For those like Anthony Levandowski, they could well be the machines themselves… with the main argument being that we’ve already placed so much of our Faith into technology. Into processors, motherboards, and microchips. Every day, so many of us rely on what we can’t see or understand to do the things we need. We place our Faith in technologies like email, GPS, smart watches, or driverless cars, despite most of us never really knowing that any of that stuff will work. We just expect it to, and when it doesn’t… we can feel almost lost and powerless. It’s said that God moves in mysterious ways but, nowadays, so does technology. And, as that technology increases past the AI singularity, the general idea is that our reliance upon it is only going to increase, as well - until, perhaps, the power of technology will feel like the power of a god. Maybe to the point that we’ll all bow down before it, and worship.

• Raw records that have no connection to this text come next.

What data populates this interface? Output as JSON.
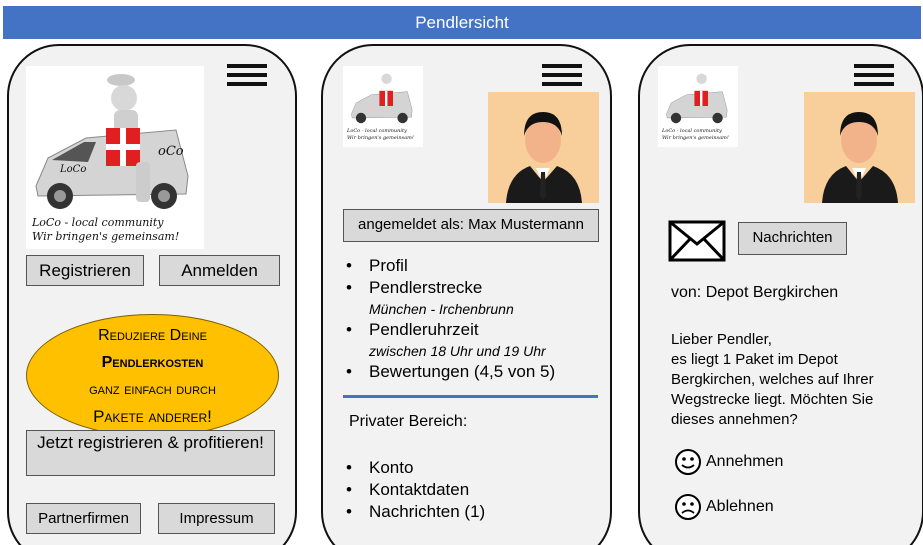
{
  "header": {
    "title": "Pendlersicht"
  },
  "logo": {
    "brand": "LoCo",
    "brand_alt": "oCo",
    "line1": "LoCo - local community",
    "line2": "Wir bringen's gemeinsam!"
  },
  "screen1": {
    "register_label": "Registrieren",
    "login_label": "Anmelden",
    "promo": {
      "line1": "Reduziere Deine",
      "line2": "Pendlerkosten",
      "line3": "ganz einfach durch",
      "line4": "Pakete anderer!"
    },
    "cta_label": "Jetzt registrieren & profitieren!",
    "partner_label": "Partnerfirmen",
    "impressum_label": "Impressum"
  },
  "screen2": {
    "logged_in": "angemeldet als: Max Mustermann",
    "items": [
      {
        "label": "Profil",
        "sub": ""
      },
      {
        "label": "Pendlerstrecke",
        "sub": "München - Irchenbrunn"
      },
      {
        "label": "Pendleruhrzeit",
        "sub": "zwischen 18 Uhr und 19 Uhr"
      },
      {
        "label": "Bewertungen (4,5 von 5)",
        "sub": ""
      }
    ],
    "private_heading": "Privater Bereich:",
    "private_items": [
      "Konto",
      "Kontaktdaten",
      "Nachrichten (1)"
    ]
  },
  "screen3": {
    "messages_label": "Nachrichten",
    "from": "von: Depot Bergkirchen",
    "greeting": "Lieber Pendler,",
    "body": "es liegt 1 Paket im Depot Bergkirchen, welches auf Ihrer Wegstrecke liegt. Möchten Sie dieses annehmen?",
    "accept_label": "Annehmen",
    "decline_label": "Ablehnen"
  },
  "colors": {
    "banner": "#4472c4",
    "promo": "#ffc000",
    "button": "#d9d9d9",
    "separator": "#4472c4",
    "gift": "#e02020"
  },
  "icons": [
    "menu-icon",
    "mail-icon",
    "happy-smiley-icon",
    "sad-smiley-icon",
    "avatar-icon"
  ]
}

OK, so maybe that all sounds a little melodramatic. But, on the other hand, many are predicting AI technology to one day become all-seeing and all-knowing. Omnipresent and omniscient, much like God is said to be. Machine learning, it seems, is growing more and more useful and impactful across many different aspects of our lives, including (already) in religion. For example, news broke in August 2019 of Mindar, an android priest preaching at a Buddhist temple in Kyoto, Japan. This earliest version of Mindar actually didn’t have machine learning capabilities, but the plan is that it will soon. For now, it recites pre-programmed services, and can reportedly interact with people. Instil it with machine learning, though, and might it one day be able to offer an even more human response? By interpreting religious texts, for example, rather than just delivering them? Or imparting its own wisdom to a follower in need? There is, after all, every possibility that AI will become wise… wiser than humans could ever be, thanks to the amount of information it could potentially carry, and the fact that it could live forever. Could it then become omnipotent, too? And all-powerful?

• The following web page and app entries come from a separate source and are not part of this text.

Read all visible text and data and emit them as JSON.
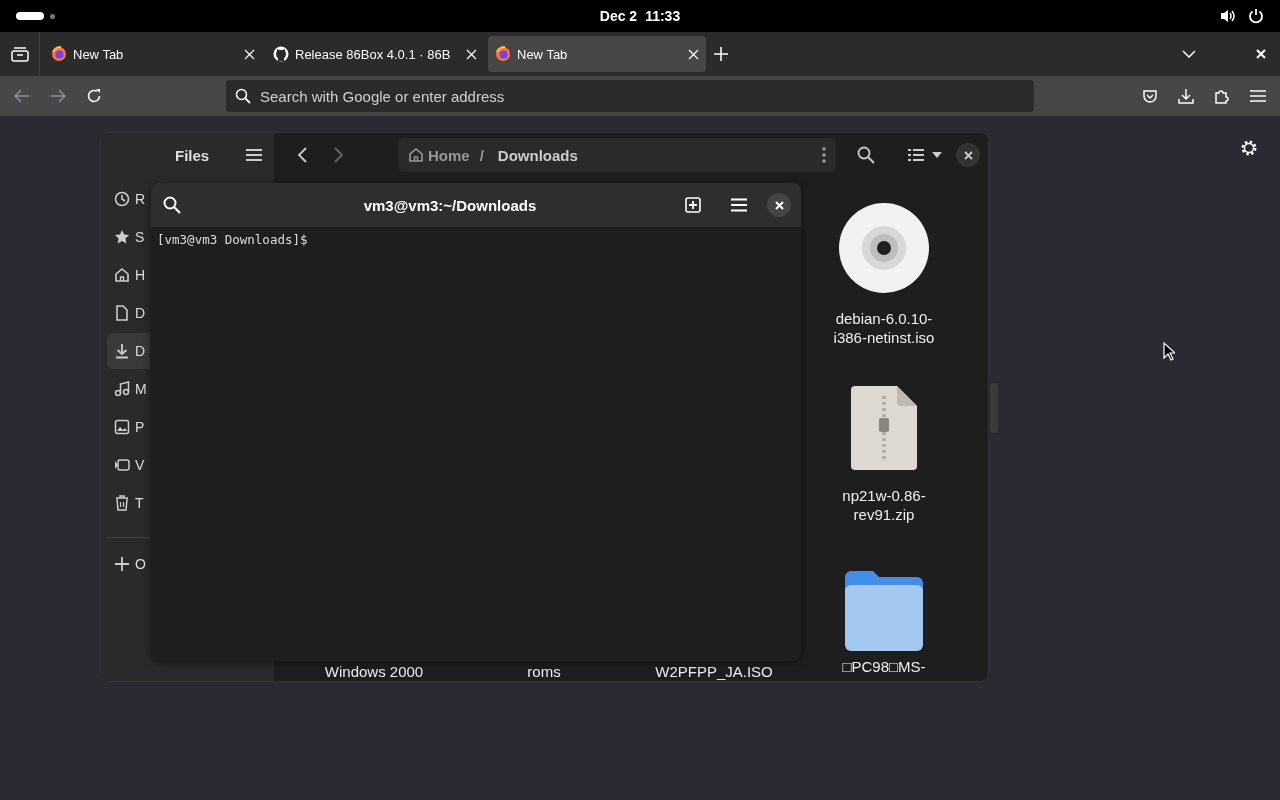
{
  "top_bar": {
    "date": "Dec 2",
    "time": "11:33"
  },
  "browser": {
    "tabs": [
      {
        "title": "New Tab",
        "selected": false
      },
      {
        "title": "Release 86Box 4.0.1 · 86B",
        "selected": false
      },
      {
        "title": "New Tab",
        "selected": true
      }
    ],
    "address_bar": {
      "placeholder": "Search with Google or enter address"
    }
  },
  "files_window": {
    "title": "Files",
    "breadcrumbs": [
      {
        "label": "Home",
        "kind": "home"
      },
      {
        "label": "/",
        "kind": "separator"
      },
      {
        "label": "Downloads",
        "kind": "current"
      }
    ],
    "sidebar_items": [
      {
        "label": "R",
        "selected": false
      },
      {
        "label": "S",
        "selected": false
      },
      {
        "label": "H",
        "selected": false
      },
      {
        "label": "D",
        "selected": false
      },
      {
        "label": "D",
        "selected": true
      },
      {
        "label": "M",
        "selected": false
      },
      {
        "label": "P",
        "selected": false
      },
      {
        "label": "V",
        "selected": false
      },
      {
        "label": "T",
        "selected": false
      }
    ],
    "other_locations": {
      "label": "O"
    },
    "files_column": [
      {
        "name": "debian-6.0.10-i386-netinst.iso",
        "kind": "disc"
      },
      {
        "name": "np21w-0.86-rev91.zip",
        "kind": "archive"
      }
    ],
    "files_row": [
      {
        "name": "Windows 2000",
        "kind": "label_only"
      },
      {
        "name": "roms",
        "kind": "label_only"
      },
      {
        "name": "W2PFPP_JA.ISO",
        "kind": "label_only"
      },
      {
        "name": "□PC98□MS-",
        "kind": "folder"
      }
    ]
  },
  "terminal": {
    "title": "vm3@vm3:~/Downloads",
    "prompt": "[vm3@vm3 Downloads]$"
  }
}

Perhaps the strongest (and most widely used) counterargument to much of this is that an AI could never have the human touch. That it could learn all it wants about emotions, and perspective, and the human spirit, but it could never replace a true human-to-human interaction. It’s what we often fall back on when convincing ourselves that no, actually, robots won’t be taking our jobs. But, with or without that human touch, it doesn’t appear as though AI is about to retreat anytime soon. And, anyway, for so long as there does exist a gap between us and it, there will always be a high sense of mystery and unknowability… from our perspective as well.

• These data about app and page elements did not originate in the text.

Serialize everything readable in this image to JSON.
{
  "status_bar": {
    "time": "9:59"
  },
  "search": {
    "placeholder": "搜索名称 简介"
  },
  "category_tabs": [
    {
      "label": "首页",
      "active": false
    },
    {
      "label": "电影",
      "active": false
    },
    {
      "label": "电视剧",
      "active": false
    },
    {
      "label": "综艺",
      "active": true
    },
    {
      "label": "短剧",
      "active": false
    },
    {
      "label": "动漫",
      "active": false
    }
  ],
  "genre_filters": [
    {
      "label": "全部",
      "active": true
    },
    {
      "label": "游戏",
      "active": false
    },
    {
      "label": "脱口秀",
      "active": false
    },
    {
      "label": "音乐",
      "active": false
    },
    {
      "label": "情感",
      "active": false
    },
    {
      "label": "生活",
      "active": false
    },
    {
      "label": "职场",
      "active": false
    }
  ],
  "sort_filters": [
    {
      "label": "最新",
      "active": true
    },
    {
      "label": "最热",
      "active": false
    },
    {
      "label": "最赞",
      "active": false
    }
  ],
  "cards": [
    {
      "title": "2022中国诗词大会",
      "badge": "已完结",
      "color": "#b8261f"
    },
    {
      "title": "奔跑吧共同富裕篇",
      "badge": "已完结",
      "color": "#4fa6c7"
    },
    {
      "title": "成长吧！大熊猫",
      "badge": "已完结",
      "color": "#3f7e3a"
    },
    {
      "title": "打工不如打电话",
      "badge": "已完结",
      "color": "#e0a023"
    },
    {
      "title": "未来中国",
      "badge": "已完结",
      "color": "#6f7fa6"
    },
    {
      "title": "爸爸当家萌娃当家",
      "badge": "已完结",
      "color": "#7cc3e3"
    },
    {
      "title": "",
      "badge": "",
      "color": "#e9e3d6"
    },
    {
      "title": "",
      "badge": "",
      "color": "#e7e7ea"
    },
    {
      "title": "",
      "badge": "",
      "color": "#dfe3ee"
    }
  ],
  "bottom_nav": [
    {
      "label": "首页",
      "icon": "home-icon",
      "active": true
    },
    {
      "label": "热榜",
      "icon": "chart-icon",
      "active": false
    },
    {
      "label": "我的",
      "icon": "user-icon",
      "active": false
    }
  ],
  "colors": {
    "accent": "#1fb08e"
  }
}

Robots may never have the human touch… but humans may never understand the AI mind, either. Not when it’s advanced beyond the singularity, at least. What would be really handy, then, is if there was some kind of conversion that we could understand… a translation, or manual to ensure that we remain at one with AI, going forwards. And, if you wanted to, you might reasonably call that translation a bible.

If the headiest predictions come true, then humanity is today building a world of the future in which we will no longer be the most intelligent physical beings on Earth. If various proposals for future space travel missions come to pass, as well, then it’s AI that will see the rest of the universe before any human person does. Eventually, the knowledge that AI could carry may well become too great for us to understand… leaving us to simply seek out its guidance. Ask for its help. And pray that it will keep us safe.

Of course, there’s every possibility that Faith in our traditional gods will still remain. The starter argument being that if humans build AI strong enough to outdo them, then that must all be part of an even higher, divine plan. But, regardless, life on the other side of the singularity could be a very different prospect, and humans will probably need help adjusting to it. And that’s why we could be about to write a new Bible.